What to produce: Match on the string "name" in the entries below and return every matching line.

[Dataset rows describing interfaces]
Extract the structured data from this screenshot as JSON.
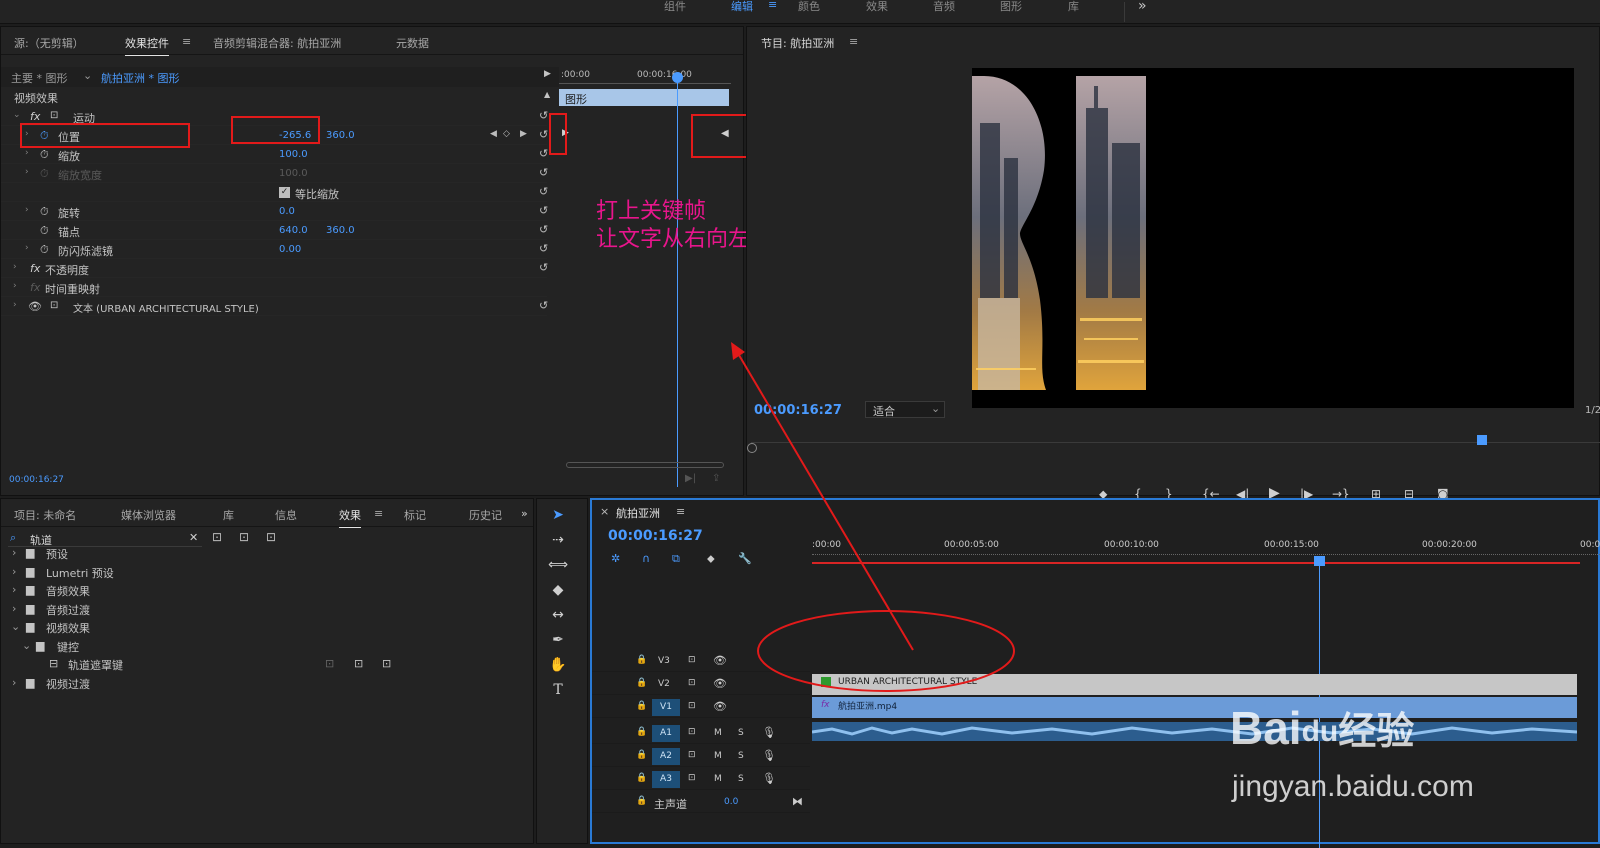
{
  "workspace_tabs": [
    "组件",
    "编辑",
    "颜色",
    "效果",
    "音频",
    "图形",
    "库"
  ],
  "workspace_overflow": "»",
  "effect_panel": {
    "tabs": [
      "源:（无剪辑）",
      "效果控件",
      "音频剪辑混合器: 航拍亚洲",
      "元数据"
    ],
    "master_label": "主要 * 图形",
    "clip_label": "航拍亚洲 * 图形",
    "section": "视频效果",
    "fx": "fx",
    "motion": "运动",
    "position": {
      "label": "位置",
      "x": "-265.6",
      "y": "360.0"
    },
    "scale": {
      "label": "缩放",
      "value": "100.0"
    },
    "scale_width": {
      "label": "缩放宽度",
      "value": "100.0"
    },
    "uniform_scale": "等比缩放",
    "rotation": {
      "label": "旋转",
      "value": "0.0"
    },
    "anchor": {
      "label": "锚点",
      "x": "640.0",
      "y": "360.0"
    },
    "antiflicker": {
      "label": "防闪烁滤镜",
      "value": "0.00"
    },
    "opacity": "不透明度",
    "time_remap": "时间重映射",
    "text_layer": "文本 (URBAN ARCHITECTURAL STYLE)",
    "timeline_ticks": [
      ":00:00",
      "00:00:16:00"
    ],
    "clip_bar": "图形",
    "timecode": "00:00:16:27"
  },
  "annotation": {
    "line1": "打上关键帧",
    "line2": "让文字从右向左移动",
    "color": "#e8158c"
  },
  "program_monitor": {
    "title": "节目: 航拍亚洲",
    "timecode": "00:00:16:27",
    "fit": "适合",
    "fraction": "1/2"
  },
  "project_panel": {
    "tabs": [
      "项目: 未命名",
      "媒体浏览器",
      "库",
      "信息",
      "效果",
      "标记",
      "历史记"
    ],
    "search_value": "轨道",
    "items": [
      {
        "label": "预设",
        "level": 0,
        "open": false
      },
      {
        "label": "Lumetri 预设",
        "level": 0,
        "open": false
      },
      {
        "label": "音频效果",
        "level": 0,
        "open": false
      },
      {
        "label": "音频过渡",
        "level": 0,
        "open": false
      },
      {
        "label": "视频效果",
        "level": 0,
        "open": true
      },
      {
        "label": "键控",
        "level": 1,
        "open": true
      },
      {
        "label": "轨道遮罩键",
        "level": 2,
        "open": false
      },
      {
        "label": "视频过渡",
        "level": 0,
        "open": false
      }
    ]
  },
  "timeline": {
    "title": "航拍亚洲",
    "timecode": "00:00:16:27",
    "ruler": [
      ":00:00",
      "00:00:05:00",
      "00:00:10:00",
      "00:00:15:00",
      "00:00:20:00",
      "00:0"
    ],
    "tracks": [
      {
        "name": "V3",
        "type": "video",
        "target": false
      },
      {
        "name": "V2",
        "type": "video",
        "target": false
      },
      {
        "name": "V1",
        "type": "video",
        "target": true
      },
      {
        "name": "A1",
        "type": "audio",
        "target": true
      },
      {
        "name": "A2",
        "type": "audio",
        "target": true
      },
      {
        "name": "A3",
        "type": "audio",
        "target": true
      }
    ],
    "master_track": "主声道",
    "master_value": "0.0",
    "clip_text": "URBAN ARCHITECTURAL STYLE",
    "clip_video": "航拍亚洲.mp4",
    "m": "M",
    "s": "S"
  },
  "watermark": {
    "brand": "Bai",
    "paw": "du",
    "cn": "经验",
    "url": "jingyan.baidu.com"
  }
}
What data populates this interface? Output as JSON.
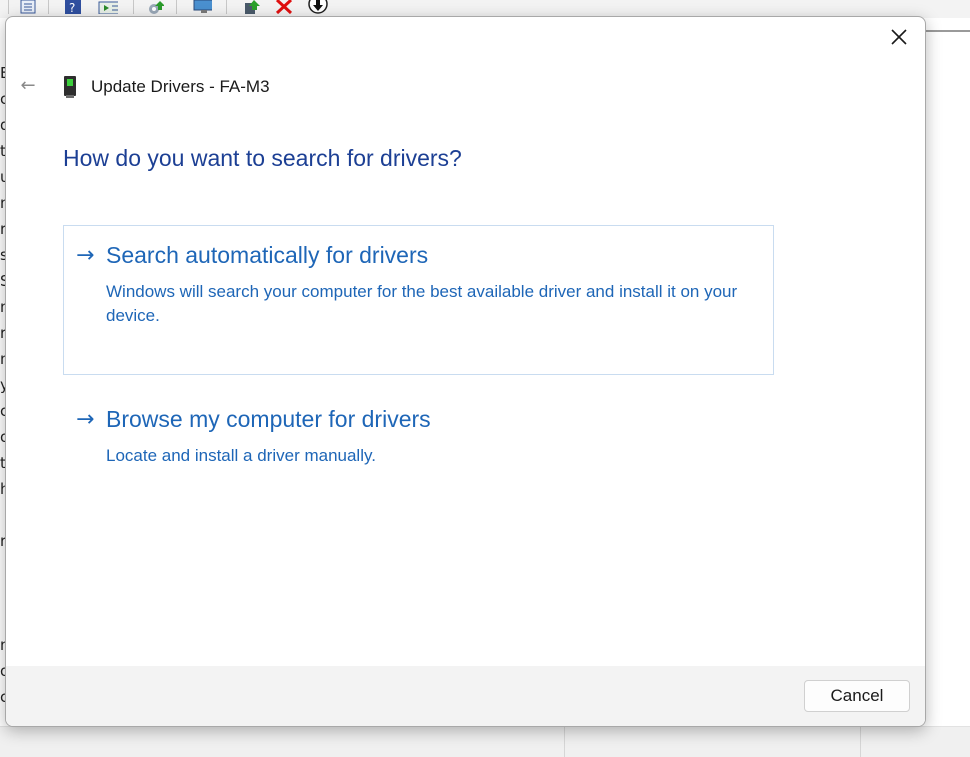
{
  "toolbar": {
    "icons": [
      "properties-icon",
      "help-icon",
      "action-icon",
      "scan-hardware-icon",
      "display-icon",
      "update-driver-icon",
      "uninstall-icon",
      "disable-icon"
    ]
  },
  "background_tree": {
    "fragments": [
      "B",
      "c",
      "d",
      "t",
      "u",
      "n",
      "r",
      "s",
      "S",
      "n",
      "r",
      "n",
      "y",
      "c",
      "o",
      "t",
      "h",
      "",
      "r",
      "",
      "",
      "",
      "n",
      "o",
      "c"
    ]
  },
  "dialog": {
    "title": "Update Drivers - FA-M3",
    "heading": "How do you want to search for drivers?",
    "options": [
      {
        "arrow": "→",
        "title": "Search automatically for drivers",
        "description": "Windows will search your computer for the best available driver and install it on your device."
      },
      {
        "arrow": "→",
        "title": "Browse my computer for drivers",
        "description": "Locate and install a driver manually."
      }
    ],
    "cancel_label": "Cancel",
    "back_icon": "←",
    "close_icon": "close-icon"
  },
  "colors": {
    "heading": "#1c3f94",
    "link": "#1e66b7",
    "option_border": "#c9dcf0",
    "footer_bg": "#f3f3f3"
  }
}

Expected output:
        "name": "V3",
        "name": "V2",
        "name": "V1",
        "name": "A1",
        "name": "A2",
        "name": "A3",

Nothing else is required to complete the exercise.